---- TASK INPUT
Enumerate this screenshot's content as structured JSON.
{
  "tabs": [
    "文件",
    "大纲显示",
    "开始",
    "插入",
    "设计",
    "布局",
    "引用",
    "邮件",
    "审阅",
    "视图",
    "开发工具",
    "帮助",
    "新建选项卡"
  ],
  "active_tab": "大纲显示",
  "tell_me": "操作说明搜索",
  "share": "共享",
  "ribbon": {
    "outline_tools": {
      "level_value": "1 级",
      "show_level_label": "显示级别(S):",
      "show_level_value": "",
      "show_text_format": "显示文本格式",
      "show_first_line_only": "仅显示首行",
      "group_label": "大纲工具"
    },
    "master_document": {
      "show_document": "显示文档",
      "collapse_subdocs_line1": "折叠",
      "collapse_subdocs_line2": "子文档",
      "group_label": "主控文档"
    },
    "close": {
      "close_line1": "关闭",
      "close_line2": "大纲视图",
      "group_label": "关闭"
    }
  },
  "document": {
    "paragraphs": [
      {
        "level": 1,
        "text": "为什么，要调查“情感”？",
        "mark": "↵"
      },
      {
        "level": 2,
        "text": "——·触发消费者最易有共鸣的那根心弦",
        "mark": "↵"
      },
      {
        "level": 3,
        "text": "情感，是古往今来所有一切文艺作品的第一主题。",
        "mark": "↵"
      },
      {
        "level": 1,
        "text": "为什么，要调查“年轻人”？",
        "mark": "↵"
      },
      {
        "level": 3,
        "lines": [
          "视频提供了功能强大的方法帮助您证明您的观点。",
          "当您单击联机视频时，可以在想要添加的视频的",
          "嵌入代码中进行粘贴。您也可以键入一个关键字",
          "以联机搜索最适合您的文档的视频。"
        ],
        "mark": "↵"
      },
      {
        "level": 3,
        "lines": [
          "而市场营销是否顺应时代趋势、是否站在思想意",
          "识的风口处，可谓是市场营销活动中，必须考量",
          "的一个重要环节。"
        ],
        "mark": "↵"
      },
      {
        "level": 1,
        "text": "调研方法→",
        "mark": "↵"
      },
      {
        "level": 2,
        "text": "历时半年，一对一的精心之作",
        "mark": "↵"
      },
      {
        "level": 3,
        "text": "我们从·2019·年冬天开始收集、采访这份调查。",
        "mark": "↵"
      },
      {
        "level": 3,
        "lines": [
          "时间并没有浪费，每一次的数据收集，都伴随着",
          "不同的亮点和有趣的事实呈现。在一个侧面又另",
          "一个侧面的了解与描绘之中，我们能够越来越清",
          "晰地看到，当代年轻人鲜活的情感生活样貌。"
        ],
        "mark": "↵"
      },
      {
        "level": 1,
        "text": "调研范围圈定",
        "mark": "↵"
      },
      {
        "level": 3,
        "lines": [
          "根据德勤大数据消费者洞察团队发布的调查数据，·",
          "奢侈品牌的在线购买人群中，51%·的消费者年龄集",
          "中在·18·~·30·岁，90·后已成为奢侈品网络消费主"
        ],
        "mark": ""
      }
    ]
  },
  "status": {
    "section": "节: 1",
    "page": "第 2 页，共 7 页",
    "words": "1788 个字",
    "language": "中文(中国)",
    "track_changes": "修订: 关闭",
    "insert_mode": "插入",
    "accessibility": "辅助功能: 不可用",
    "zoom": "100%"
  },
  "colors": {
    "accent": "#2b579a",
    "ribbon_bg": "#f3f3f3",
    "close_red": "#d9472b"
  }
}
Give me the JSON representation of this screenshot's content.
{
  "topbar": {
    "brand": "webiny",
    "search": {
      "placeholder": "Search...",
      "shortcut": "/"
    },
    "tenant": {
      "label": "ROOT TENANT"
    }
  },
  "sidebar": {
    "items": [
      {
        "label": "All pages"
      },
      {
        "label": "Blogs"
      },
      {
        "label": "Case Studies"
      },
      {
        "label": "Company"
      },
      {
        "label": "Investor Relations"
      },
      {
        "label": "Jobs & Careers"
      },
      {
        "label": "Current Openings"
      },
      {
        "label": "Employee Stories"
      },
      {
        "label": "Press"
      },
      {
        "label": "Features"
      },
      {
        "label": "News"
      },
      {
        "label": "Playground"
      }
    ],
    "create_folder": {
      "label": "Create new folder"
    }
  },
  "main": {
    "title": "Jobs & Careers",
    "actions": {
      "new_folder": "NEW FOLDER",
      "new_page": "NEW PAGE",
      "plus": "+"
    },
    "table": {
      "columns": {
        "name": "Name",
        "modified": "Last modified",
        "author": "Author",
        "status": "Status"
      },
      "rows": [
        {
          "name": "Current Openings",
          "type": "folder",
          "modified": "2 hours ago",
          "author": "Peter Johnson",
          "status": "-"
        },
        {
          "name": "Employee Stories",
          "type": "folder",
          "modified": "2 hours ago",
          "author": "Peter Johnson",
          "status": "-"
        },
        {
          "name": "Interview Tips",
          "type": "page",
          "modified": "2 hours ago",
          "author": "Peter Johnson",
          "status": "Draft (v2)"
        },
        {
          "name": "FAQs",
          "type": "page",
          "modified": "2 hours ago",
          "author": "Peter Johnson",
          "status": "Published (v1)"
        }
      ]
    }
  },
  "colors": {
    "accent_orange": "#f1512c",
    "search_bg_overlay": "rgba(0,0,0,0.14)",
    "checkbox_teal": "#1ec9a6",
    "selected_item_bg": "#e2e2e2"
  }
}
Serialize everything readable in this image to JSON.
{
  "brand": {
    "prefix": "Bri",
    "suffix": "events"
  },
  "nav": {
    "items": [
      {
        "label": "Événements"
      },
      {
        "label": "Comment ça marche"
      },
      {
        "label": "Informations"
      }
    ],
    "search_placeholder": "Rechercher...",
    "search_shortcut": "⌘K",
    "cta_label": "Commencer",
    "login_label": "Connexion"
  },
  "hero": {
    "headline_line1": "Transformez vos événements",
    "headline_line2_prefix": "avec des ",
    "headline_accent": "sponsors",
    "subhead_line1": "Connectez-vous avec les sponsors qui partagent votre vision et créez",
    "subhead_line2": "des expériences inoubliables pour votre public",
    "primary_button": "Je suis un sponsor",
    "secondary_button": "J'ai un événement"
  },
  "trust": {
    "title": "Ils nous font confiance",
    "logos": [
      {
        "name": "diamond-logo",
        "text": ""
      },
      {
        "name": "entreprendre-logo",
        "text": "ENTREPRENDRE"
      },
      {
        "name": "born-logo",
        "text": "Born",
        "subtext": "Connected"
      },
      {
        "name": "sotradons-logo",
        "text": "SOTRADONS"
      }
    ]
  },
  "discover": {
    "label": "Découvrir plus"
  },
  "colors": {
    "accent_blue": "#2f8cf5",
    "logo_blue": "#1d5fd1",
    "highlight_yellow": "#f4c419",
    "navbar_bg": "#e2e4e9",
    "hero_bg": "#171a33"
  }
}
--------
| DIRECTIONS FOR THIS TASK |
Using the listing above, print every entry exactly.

| RESULT OF THE EXERCISE |
Enumerate this screenshot's content as structured JSON.
{
  "tabs": [
    "文件",
    "大纲显示",
    "开始",
    "插入",
    "设计",
    "布局",
    "引用",
    "邮件",
    "审阅",
    "视图",
    "开发工具",
    "帮助",
    "新建选项卡"
  ],
  "active_tab": "大纲显示",
  "tell_me": "操作说明搜索",
  "share": "共享",
  "ribbon": {
    "outline_tools": {
      "level_value": "1 级",
      "show_level_label": "显示级别(S):",
      "show_level_value": "",
      "show_text_format": "显示文本格式",
      "show_first_line_only": "仅显示首行",
      "group_label": "大纲工具"
    },
    "master_document": {
      "show_document": "显示文档",
      "collapse_subdocs_line1": "折叠",
      "collapse_subdocs_line2": "子文档",
      "group_label": "主控文档"
    },
    "close": {
      "close_line1": "关闭",
      "close_line2": "大纲视图",
      "group_label": "关闭"
    }
  },
  "document": {
    "paragraphs": [
      {
        "level": 1,
        "text": "为什么，要调查“情感”？",
        "mark": "↵"
      },
      {
        "level": 2,
        "text": "——·触发消费者最易有共鸣的那根心弦",
        "mark": "↵"
      },
      {
        "level": 3,
        "text": "情感，是古往今来所有一切文艺作品的第一主题。",
        "mark": "↵"
      },
      {
        "level": 1,
        "text": "为什么，要调查“年轻人”？",
        "mark": "↵"
      },
      {
        "level": 3,
        "lines": [
          "视频提供了功能强大的方法帮助您证明您的观点。",
          "当您单击联机视频时，可以在想要添加的视频的",
          "嵌入代码中进行粘贴。您也可以键入一个关键字",
          "以联机搜索最适合您的文档的视频。"
        ],
        "mark": "↵"
      },
      {
        "level": 3,
        "lines": [
          "而市场营销是否顺应时代趋势、是否站在思想意",
          "识的风口处，可谓是市场营销活动中，必须考量",
          "的一个重要环节。"
        ],
        "mark": "↵"
      },
      {
        "level": 1,
        "text": "调研方法→",
        "mark": "↵"
      },
      {
        "level": 2,
        "text": "历时半年，一对一的精心之作",
        "mark": "↵"
      },
      {
        "level": 3,
        "text": "我们从·2019·年冬天开始收集、采访这份调查。",
        "mark": "↵"
      },
      {
        "level": 3,
        "lines": [
          "时间并没有浪费，每一次的数据收集，都伴随着",
          "不同的亮点和有趣的事实呈现。在一个侧面又另",
          "一个侧面的了解与描绘之中，我们能够越来越清",
          "晰地看到，当代年轻人鲜活的情感生活样貌。"
        ],
        "mark": "↵"
      },
      {
        "level": 1,
        "text": "调研范围圈定",
        "mark": "↵"
      },
      {
        "level": 3,
        "lines": [
          "根据德勤大数据消费者洞察团队发布的调查数据，·",
          "奢侈品牌的在线购买人群中，51%·的消费者年龄集",
          "中在·18·~·30·岁，90·后已成为奢侈品网络消费主"
        ],
        "mark": ""
      }
    ]
  },
  "status": {
    "section": "节: 1",
    "page": "第 2 页，共 7 页",
    "words": "1788 个字",
    "language": "中文(中国)",
    "track_changes": "修订: 关闭",
    "insert_mode": "插入",
    "accessibility": "辅助功能: 不可用",
    "zoom": "100%"
  },
  "colors": {
    "accent": "#2b579a",
    "ribbon_bg": "#f3f3f3",
    "close_red": "#d9472b"
  }
}
Give me the JSON representation of this screenshot's content.
{
  "topbar": {
    "brand": "webiny",
    "search": {
      "placeholder": "Search...",
      "shortcut": "/"
    },
    "tenant": {
      "label": "ROOT TENANT"
    }
  },
  "sidebar": {
    "items": [
      {
        "label": "All pages"
      },
      {
        "label": "Blogs"
      },
      {
        "label": "Case Studies"
      },
      {
        "label": "Company"
      },
      {
        "label": "Investor Relations"
      },
      {
        "label": "Jobs & Careers"
      },
      {
        "label": "Current Openings"
      },
      {
        "label": "Employee Stories"
      },
      {
        "label": "Press"
      },
      {
        "label": "Features"
      },
      {
        "label": "News"
      },
      {
        "label": "Playground"
      }
    ],
    "create_folder": {
      "label": "Create new folder"
    }
  },
  "main": {
    "title": "Jobs & Careers",
    "actions": {
      "new_folder": "NEW FOLDER",
      "new_page": "NEW PAGE",
      "plus": "+"
    },
    "table": {
      "columns": {
        "name": "Name",
        "modified": "Last modified",
        "author": "Author",
        "status": "Status"
      },
      "rows": [
        {
          "name": "Current Openings",
          "type": "folder",
          "modified": "2 hours ago",
          "author": "Peter Johnson",
          "status": "-"
        },
        {
          "name": "Employee Stories",
          "type": "folder",
          "modified": "2 hours ago",
          "author": "Peter Johnson",
          "status": "-"
        },
        {
          "name": "Interview Tips",
          "type": "page",
          "modified": "2 hours ago",
          "author": "Peter Johnson",
          "status": "Draft (v2)"
        },
        {
          "name": "FAQs",
          "type": "page",
          "modified": "2 hours ago",
          "author": "Peter Johnson",
          "status": "Published (v1)"
        }
      ]
    }
  },
  "colors": {
    "accent_orange": "#f1512c",
    "search_bg_overlay": "rgba(0,0,0,0.14)",
    "checkbox_teal": "#1ec9a6",
    "selected_item_bg": "#e2e2e2"
  }
}
Serialize everything readable in this image to JSON.
{
  "brand": {
    "prefix": "Bri",
    "suffix": "events"
  },
  "nav": {
    "items": [
      {
        "label": "Événements"
      },
      {
        "label": "Comment ça marche"
      },
      {
        "label": "Informations"
      }
    ],
    "search_placeholder": "Rechercher...",
    "search_shortcut": "⌘K",
    "cta_label": "Commencer",
    "login_label": "Connexion"
  },
  "hero": {
    "headline_line1": "Transformez vos événements",
    "headline_line2_prefix": "avec des ",
    "headline_accent": "sponsors",
    "subhead_line1": "Connectez-vous avec les sponsors qui partagent votre vision et créez",
    "subhead_line2": "des expériences inoubliables pour votre public",
    "primary_button": "Je suis un sponsor",
    "secondary_button": "J'ai un événement"
  },
  "trust": {
    "title": "Ils nous font confiance",
    "logos": [
      {
        "name": "diamond-logo",
        "text": ""
      },
      {
        "name": "entreprendre-logo",
        "text": "ENTREPRENDRE"
      },
      {
        "name": "born-logo",
        "text": "Born",
        "subtext": "Connected"
      },
      {
        "name": "sotradons-logo",
        "text": "SOTRADONS"
      }
    ]
  },
  "discover": {
    "label": "Découvrir plus"
  },
  "colors": {
    "accent_blue": "#2f8cf5",
    "logo_blue": "#1d5fd1",
    "highlight_yellow": "#f4c419",
    "navbar_bg": "#e2e4e9",
    "hero_bg": "#171a33"
  }
}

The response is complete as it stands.